hi folks.

I have finished an 11 day trek to the pindari glacier and am now back in Ranikhet for a 5 day course in wilderness advanced first aid. in four days, i am going on a 14 day rafting expedition in the garwhal region of uttarakhand. then i'll be spending two weeks living with a family in munsiari (during elections!), then over a month trekking in the milam valley. COOL.

here's what I'm thinking about my time so far:

I turned 21 on a plane, which flew right through my birthday (12 hour time change, 14 hour flight). the flight attendants gave me a complimentary first class bottle of wine, which i shared with some new friends about 30,000 feet above greenland. speaking of which, i've met a lot of great people who i'll be spending quite a bit of time with.

during my hike in the pindari glacier, i spent a lot of time talking with one of my instructors named Reena. She is from darjeeling, has two sets of twins (aged 2 and 4), and her husband is currently climbing everest for the third time. we had a lot of great conversations about religion and natural history, and she's helped me with my hindi quite a bit.

the story of the himalayas is a sad one. in summary, the brits planted a lot of foreign pine trees which grew quickly and straightly, expediting the building of India's profitable railway. the pine needles are too acidic for the region, making the growth of any other plants nearly impossible, resulting in no undergrowth, erosion, landslides, floods, etc. the mixed forests that once comprised all of the indian himalaya now exists only in 4% of india. That 4% is the portion that I hike in. bo-gus.
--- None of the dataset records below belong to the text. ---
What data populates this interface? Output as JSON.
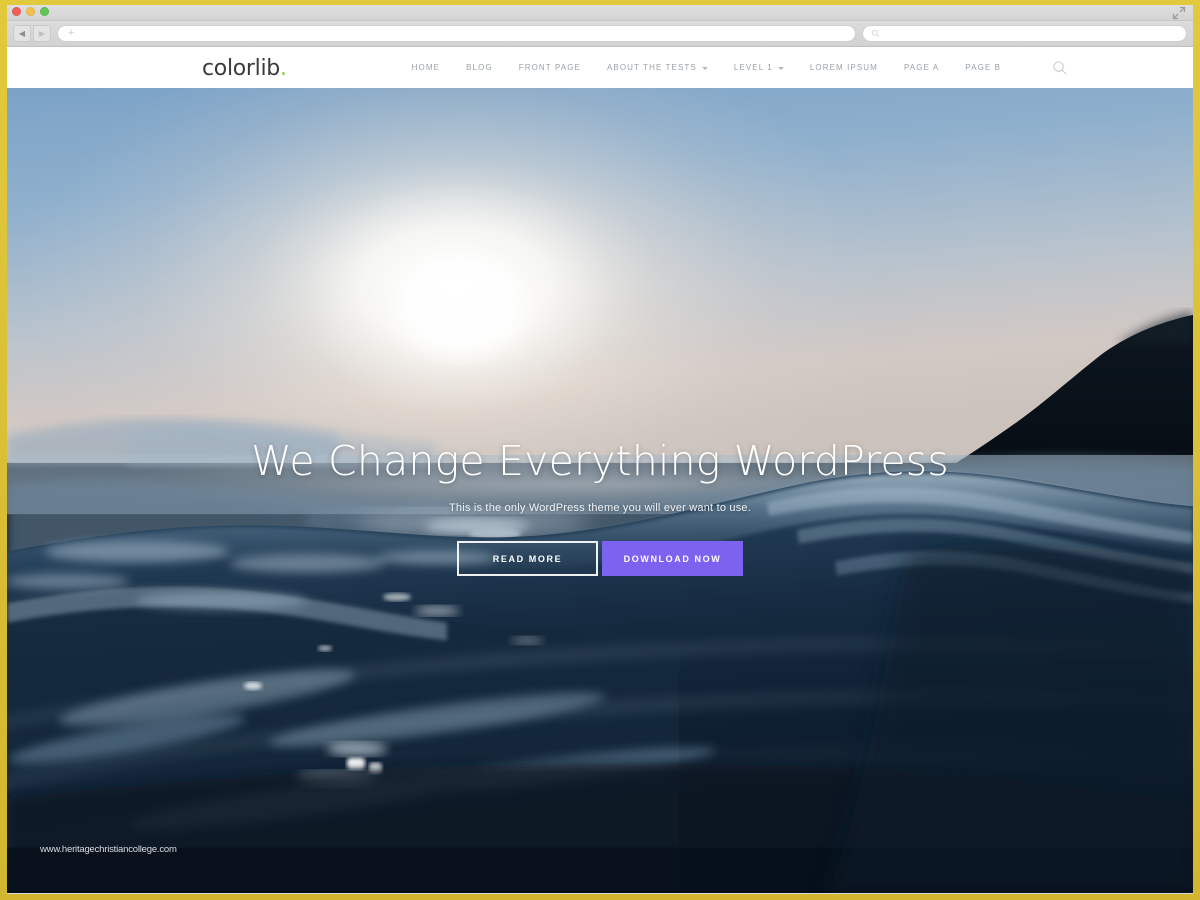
{
  "browser": {
    "traffic_lights": [
      "close",
      "minimize",
      "maximize"
    ],
    "back_label": "◀",
    "forward_label": "▶",
    "url_value": "",
    "url_placeholder": "+",
    "search_value": "",
    "search_placeholder": "",
    "expand_icon": "expand-arrows-icon"
  },
  "site": {
    "logo_text": "colorlib",
    "logo_accent": ".",
    "nav": [
      {
        "label": "HOME",
        "has_dropdown": false
      },
      {
        "label": "BLOG",
        "has_dropdown": false
      },
      {
        "label": "FRONT PAGE",
        "has_dropdown": false
      },
      {
        "label": "ABOUT THE TESTS",
        "has_dropdown": true
      },
      {
        "label": "LEVEL 1",
        "has_dropdown": true
      },
      {
        "label": "LOREM IPSUM",
        "has_dropdown": false
      },
      {
        "label": "PAGE A",
        "has_dropdown": false
      },
      {
        "label": "PAGE B",
        "has_dropdown": false
      }
    ],
    "search_icon": "search-icon"
  },
  "hero": {
    "title": "We Change Everything WordPress",
    "subtitle": "This is the only WordPress theme you will ever want to use.",
    "primary_button": "READ MORE",
    "secondary_button": "DOWNLOAD NOW",
    "watermark": "www.heritagechristiancollege.com",
    "image_description": "Ocean wave at sunset with a dark headland on the right"
  },
  "colors": {
    "frame_gold": "#d8c03a",
    "accent_purple": "#7b62ef",
    "logo_accent_green": "#8dc63f",
    "nav_text": "#9aa2a8",
    "hero_text": "#ffffff"
  }
}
during the trek i performed a 21st birthday rap for a new friend of mine atop Khati khal, got cloistered with another friend who sprained her ankle for three days with very little food, have mastered the indian left-hand-poop-wipe (which is superior to toilet paper), and met a dog friend named Kalu who slept in the vestibule of my tents, and followed our hiking groups for over a week.

the outdoors have been very good for my temperament. however, i am now faced with 4 more days of 8 hour class inside. That's going to be rough.

I hope yins are well! Let me know of releavant news in your lives either publically (comments) or privately at corner@nyu.edu. I'll be able to check this in a few days once more.




And now, I am off to the mountains. Do not expect to hear from me until late May. Also, Harry and Izzy: I've selected a school schedule for the fall, and it looks like I'll be able to keep my afternoons free, which means my return is secure. Huzzah!

If someone wants to post or e-mail major news developments that I miss (like who wins the Indian elections while I'm in their mountains) so I don't have to sift through months of newspaper articles when I get back, that'd be really nice too.

Yins take care of yourselves.


Ort Land, PourAgain

Portland, as I said, is a fine city.

Mt. Hood is pretty ominous, at 11,249 feet. I will be climbing mountains several thousand feet taller quite soon, which is really quite terrifying.

Within Portland are some wonderful things like Japanese Gardens:

Which inspires people to make their own Japanese gardens in front of their homes:

Portland also offered me a fantastic hootenanny potluck, smallest national park in the country (built for snail races. The plaque was larger than the park), Ben Malbin, and a pinball parlor at an arcade called Ground Kontrol which is unsurpassed in my pinball experience.

I am in Seattle now, with Leo the Kitten. Last night he welcomed me by expelling some urine on my bed, but really it was just his sneaky way of allowing me to wash my underwear and socks. Thanks, Leo. I'm going to go explore Seattle by bicycle now.

Until next time.


train travel

Four days of training, and I have arrived in portland, oregon. A fine city. I've passed through New York, Pennsylvania, Ohio, Indiana, Illinois, Wisconsin, Minnesota, North Dakota, Montana, Idaho, Washington, and Oregon.

A conversation I had in Union Station, Chicago:
Old Southern Man: Where you from?
David: I'm from Rhode Island.
Old Southern Man: Shoot, why the hell you talk so normal?

Milwaukee is one of the more depressing cities I've ever traveled through.

Dinner involves sitting with three strangers at a table in the dining car. Me and a middle-aged pharmaceutical sales man were chatting amiably when two women were shown to the table (mother in her 80s and daughter in her 40s). The older woman looked at me with disgust, horrified at the prospect of being seated with me.
"We're sitting here? I don't want to sit with them. I bite."

The salesman laughed nervously, like a salesman would: "Ha! Let's get some drinks in these ladies."

The mother replied, stonefaced, "I'm not joking. I'm really crabby."

Arlene (the biter) and I eventually hit it off. She was concerned about my dad becoming a Deacon: "I'm looking out for you, really. What if your inheritance goes straight to the church when he kicks the bucket?" We chatted about the middle east and anthropology and art. She wanted me to make sure that I understood that "the brain breathes mind as our lungs breathe air." She taught and showed me what a coulee is. And finally, because of her foul mood, we got a free cup of coffee.


North Dakota:


Columbia River, Oregon

trains > planes